Fine Gael is winning the race to opposition but fears the many obstacles that must be overcome before it can vacate Government Buildings.
Having gone into the General Election aiming for a historic third term, the Blueshirts are very much in retreat. A number of senior party sources say the biggest question being discussed since the devastating results came is 'how do we get out of government?'
Ministers are now trapped in office until a new coalition is formed. They will continue to hold Cabinet meetings, represent Ireland at EU meetings and welcome foreign dignitaries.
Yet they no longer have a mandate to spend new money or initiate legislative change. They are paralysed in power.
Fine Gael candidates (successful and defeated) have been phoning each other for the obligatory post-mortem over the past 24 hours.
They are both looking back on a campaign that totally misfired and as their slogan said they must also 'look forward', even if it's not to the bright future they envisaged.
"The mood is more upset than anger," said one TD who is returning.
"People are not able to put their finger on what happened yet."
One of the realities that is slowly sinking in is that there are now no bad outcomes for Sinn Féin - and that hurts.
Either it ends up in government, forces the grand coalition or demands a second election where it can run more candidates.
"We have to hold our nerve," said one outgoing Fine Gael minister.
The party is badly wounded but clinging to positives like the performance of its best vote-getter Michael Ring in Mayo (14,796 first preferences) and the gain made by Neale Richmond in Dublin Rathdown.

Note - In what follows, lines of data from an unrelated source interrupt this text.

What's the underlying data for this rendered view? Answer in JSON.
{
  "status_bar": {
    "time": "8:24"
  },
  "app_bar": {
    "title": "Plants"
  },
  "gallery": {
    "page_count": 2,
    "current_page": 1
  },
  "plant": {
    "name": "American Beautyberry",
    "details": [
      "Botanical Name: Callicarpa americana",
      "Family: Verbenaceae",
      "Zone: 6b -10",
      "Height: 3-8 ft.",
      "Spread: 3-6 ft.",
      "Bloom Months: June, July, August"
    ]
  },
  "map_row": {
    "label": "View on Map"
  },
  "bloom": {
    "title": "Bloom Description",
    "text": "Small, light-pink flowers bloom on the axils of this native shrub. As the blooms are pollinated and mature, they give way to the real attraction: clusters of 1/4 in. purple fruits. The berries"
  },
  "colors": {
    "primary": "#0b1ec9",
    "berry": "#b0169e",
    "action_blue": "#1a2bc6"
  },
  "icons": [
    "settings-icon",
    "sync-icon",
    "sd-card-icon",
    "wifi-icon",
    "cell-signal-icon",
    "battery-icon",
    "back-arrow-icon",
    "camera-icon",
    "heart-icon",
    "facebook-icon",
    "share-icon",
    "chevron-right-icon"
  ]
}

Leo Varadkar is not under any immediate pressure to 'reflect' on his position - but there is little doubt among the membership that the opposition benches should be their new home.
The only way of relocating across the aisle is for somebody else to take up the role of Taoiseach: Micheál Martin or Mary Lou McDonald.
Martin has said he won't work with McDonald but many within Fine Gael insist he no longer has a choice.
Even if the Fianna Fáil leader does suppress his own moral objection to working with Sinn Féin, there is absolutely no guarantee the party will come on that journey with him.
"Fianna Fáil will have civil war about it and we'll sit back laughing our arses off," was one Fine Gael source's enthusiastic take.
The best-case scenario for Varadkar is that somehow Fianna Fáil and Sinn Féin (probably with the Greens and others) form a coalition.
If such a set-up came to pass, Fine Gael believes it would end in tears which it could mop up at the next election.
But there is a limited expectation that McDonald will get a FF-SF deal across the line.
"Eventually we'll have to look at the grand coalition. Micheál and Leo will go play snakes and ladders for a while and we'll see what happens," predicted one party figure.
A minister put the odds on Fine Gael remaining in government at 30pc.
"It's in our interests to go into opposition but it will also be hard to walk away," they noted, adding that voters won't put up with TDs being paid for weeks on end if the Dáil isn't actually doing anything.
Already there is some unofficial back channelling between senior figures in Fine Gael and Fianna Fáil - although it's unclear whether Varadkar and Martin have much knowledge of the conversations.
Between them they have 73 TDs, seven shy of the 80 needed for a majority. If the Greens came on board they would be up to 85 - and there would be 30-plus ministries to divide up.
Given some of the big-name casualties in both parties, there may be TDs (particularly female ones) who now have their eyes on an unexpected prize.
We are a long way from Taoiseach Micheál Martin and Tánaiste Leo Varadkar but it's a real possibility even if nobody wants it.
Varadkar's best way forward is to come out of government and rebuild. Fianna Fáil doesn't want to put Sinn Féin into power. And despite everything, Mary Lou McDonald's real aim in this election was to lead the opposition. The race is on.